`WE'VE got to help those people feel that they're connected to the rest of us.'' Thus was urban expert Adam Walinsky quoted in the just-completed Monitor series, ``Exiles among us: poor and black in America,'' by Kristin Helmore and Karen Laing.
Mr. Walinsky is right. The presence in America of a black underclass, apparently so cut off from hope, is morally unacceptable. A number of mutually reinforcing factors have historically kept blacks off the ladder that other immigrant groups have climbed to success.
That has changed for many blacks as a result of new opportunities for education, employment, and housing. But as the series reported, one-third of black Americans live below the poverty line.

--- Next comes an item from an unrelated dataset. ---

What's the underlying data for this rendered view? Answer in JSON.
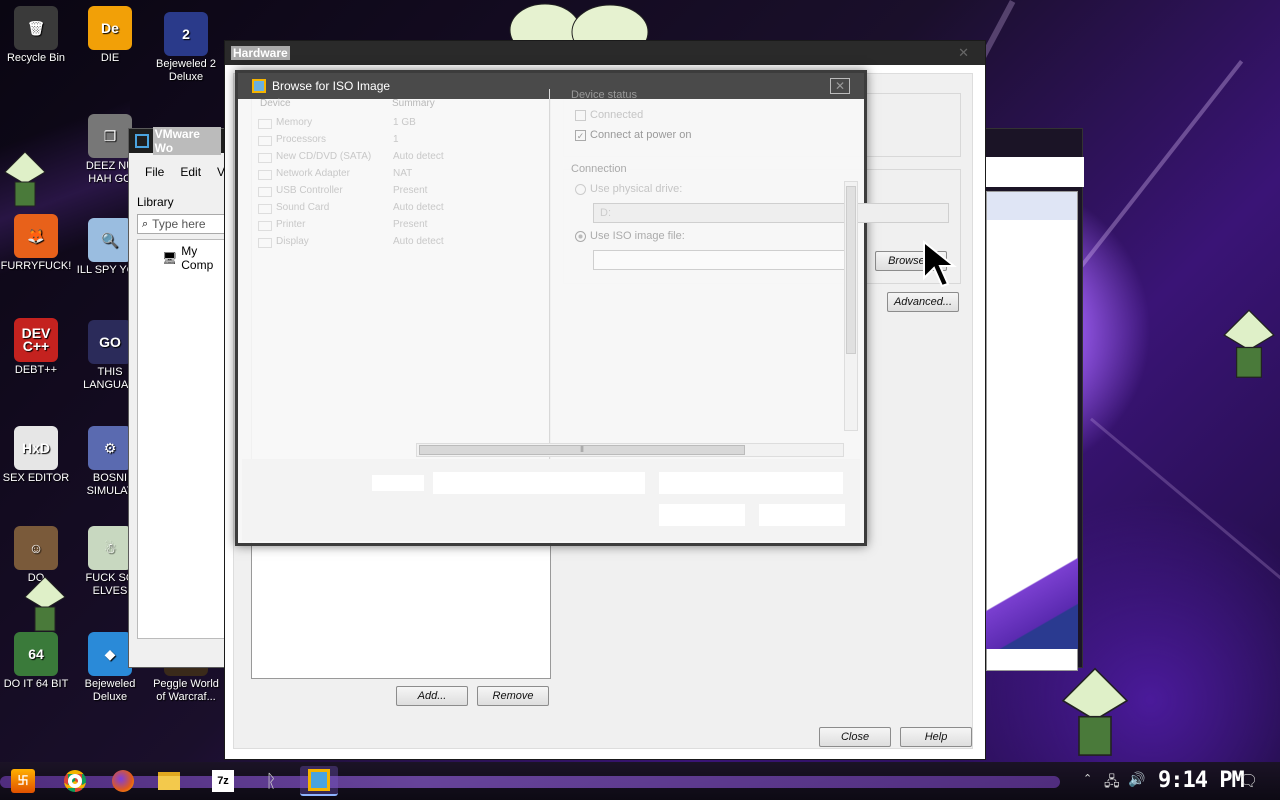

Bringing these ``exiles'' home won't be a matter of one quick, easy formula. The Monitor series, however, suggests several elements that will surely help.
The black poor, like all other human beings, need to be valued and to value themselves. They need goals and the feeling that their goals are attainable. They need role models of positive achievement in productive activities.
The notion of some sort of race-based ``ghetto pathology'' needs to be extirpated from people's thinking.
The black entrepreneurial class must be developed and strengthened, and new ways to capitalize black businesses must be found. It is start-up businesses, and not large corporations, that are the main source of new jobs, which more than anything else are what the black community needs. Locally owned enterprises in black neighborhoods, particularly those providing a product or service that can be ``exported'' to the larger community, will create jobs for blacks and pay wages and generate profits that will ``turn over'' locally, not drain away to corporate headquarters somewhere else.
The endless debate over ``welfare'' needs to be informed less by ideology and more by careful thinking about how public aid can best be used to ``empower'' individuals and families. A number of those in the think-tank establishment see ``welfare'' as ``antifamily,'' on grounds that having a regular check sometimes enables a woman to leave a miserable if not life-threatening marriage. But the notion that the ``family'' is somehow served when economic need, i.e., a cutoff of welfare payments, forces a woman to remain with an abusive husband should be denounced as pernicious nonsense.
The concerns of black men - particularly their need for jobs - demand attention. Even during the labor-intensive 1940s black men were kept from the factories, the union halls, and the offices. This has affected their ability to provide for their families, which in turn is closely linked with their sense of fatherhood. The Monitor series debunks the myth that black men are not good fathers.
A better grasp of the dynamics of the black underclass is a good first step in bringing these exiles home.